On Friday May 8, 2009 the first Michigan Green Chemistry Education Networking Conference was held at Grand Valley State University. With financial support from the Michigan Department of Environmental Quality, this conference was designed to establish a network of educators who utilize or are interested in implementing green chemistry in their classrooms. The goals of organizing the annual one-day symposium are to build awareness and communication among educators in K-12 and higher education institutions and develop long-term plans to implement green chemistry curricula into classrooms and laboratories. In the end, the aim was to better prepare the future MI workforce and to promote and protect the state’s economic, social, and environmental needs.

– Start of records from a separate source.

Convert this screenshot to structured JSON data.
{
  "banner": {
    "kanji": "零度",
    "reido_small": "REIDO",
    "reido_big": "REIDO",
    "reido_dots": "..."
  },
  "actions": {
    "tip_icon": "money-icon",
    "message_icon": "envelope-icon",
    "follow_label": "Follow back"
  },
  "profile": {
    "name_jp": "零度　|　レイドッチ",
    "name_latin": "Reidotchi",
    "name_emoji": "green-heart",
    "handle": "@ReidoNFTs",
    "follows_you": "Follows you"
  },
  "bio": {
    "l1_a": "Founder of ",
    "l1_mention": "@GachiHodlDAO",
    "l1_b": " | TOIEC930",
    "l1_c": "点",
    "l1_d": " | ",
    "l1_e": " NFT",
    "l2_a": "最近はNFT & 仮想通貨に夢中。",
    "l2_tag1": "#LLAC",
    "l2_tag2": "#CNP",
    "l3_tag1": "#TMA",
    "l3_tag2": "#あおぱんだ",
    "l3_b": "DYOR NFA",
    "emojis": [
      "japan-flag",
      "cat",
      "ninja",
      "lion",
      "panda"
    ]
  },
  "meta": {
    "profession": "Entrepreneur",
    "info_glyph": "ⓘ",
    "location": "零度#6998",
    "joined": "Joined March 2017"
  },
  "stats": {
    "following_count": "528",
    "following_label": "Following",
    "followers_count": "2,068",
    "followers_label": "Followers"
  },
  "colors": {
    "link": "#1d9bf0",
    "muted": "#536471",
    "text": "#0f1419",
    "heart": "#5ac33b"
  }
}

Over 70 educators, legislators, and industrial chemists from across the state of MI attended the conference, which was held at the GVSU Alumni House. Opening remarks were given by the GVSU Chemistry Department Chair Todd Carlson and faculty member Dalila Kovacs. The morning session consisted of several talks from educators who have established green chemistry and pollution prevention courses recently. Jim Krikke of Grand Valley State presented his experiences teaching a new general education Pollution Prevention and Green Processes course. This course was designed to introduce freshman to the primary sources of pollution and how green chemistry and green engineering may be used to limit these sources. Jennifer Aurandt and Montserrat Rabago-Smith of Kettering University discussed the implementation of a green chemistry course to their department curriculum and the assessment the course outcomes and student feedback. The third speaker of the morning, James Jackson of Michigan State University, presented his development of a green chemistry freshman seminar course.
The conference was excited to host the featured speakers, John Warner and Amy Cannon. John is an internationally recognized leader in the implementation of green chemistry practices in both the industrial and academic sectors. He started the first Green Chemistry Ph.D. program at the University of Massachusetts-Boston and founded the Center for Green Chemistry at University of Massachusetts-Lowell. He is also editor of Green Chemistry Letters and Reviews, associate editor of the journal Organic Preparations and Procedures International, and co-author of the book Green Chemistry: Theory and Practice. Currently, John is the President of both the Warner-Babcock Institute for Green Chemistry and Beyond Benign.
Amy Cannon holds the world's first Ph.D. in Green Chemistry from the University of Massachusetts where her research involved the environmentally benign synthesis of photoactive materials. Along with John, she co-founded Beyond Benign, a non-profit organization that specializes in K-12 curriculum, community outreach, and workforce training in green chemistry. John gave an inspiring presentation on how his life has led him to the importance of implementing green chemistry throughout industry and academics. Amy followed his talk with information on how Beyond Benign has been working to achieve this goal.
After lunch, attendees of the conference were invited to a session on implementing green chemistry into high school chemistry curricula. Doug Mandrick of Portage Public Schools demonstrated several green chemistry labs based on those he learned from a Beyond Benign program in Colorado.
8:30 AM Registration and Breakfast
9:00 AM Welcome and Opening Remarks
Professor Todd Carlson, Chair of the GVSU Chemistry Department
9:15 AM Speaker Session
Jim Krikke (Grand Valley State University)
Jennifer Aurandt & Montserrat Rabago-Smith (Kettering University)
Ned Jackson (Michigan State University)
Dalila Kovacs (Grand Valley State University)
11:00 AM Featured Speakers
John Warner (Warner-Babcock Institute)
Amy Cannon (Beyond Benign)
12:00 PM Intermission Address
Thomas J. Hass, President, Grand Valley State University
1:30 PM Concluding Remarks
Dalila Kovacs, Director, Green Chemistry Education Networking Conference
Tour of the Chemistry Department
2:00PM Laboratory Demonstrations
Padnos Hall of Science, 3rd floor, room 377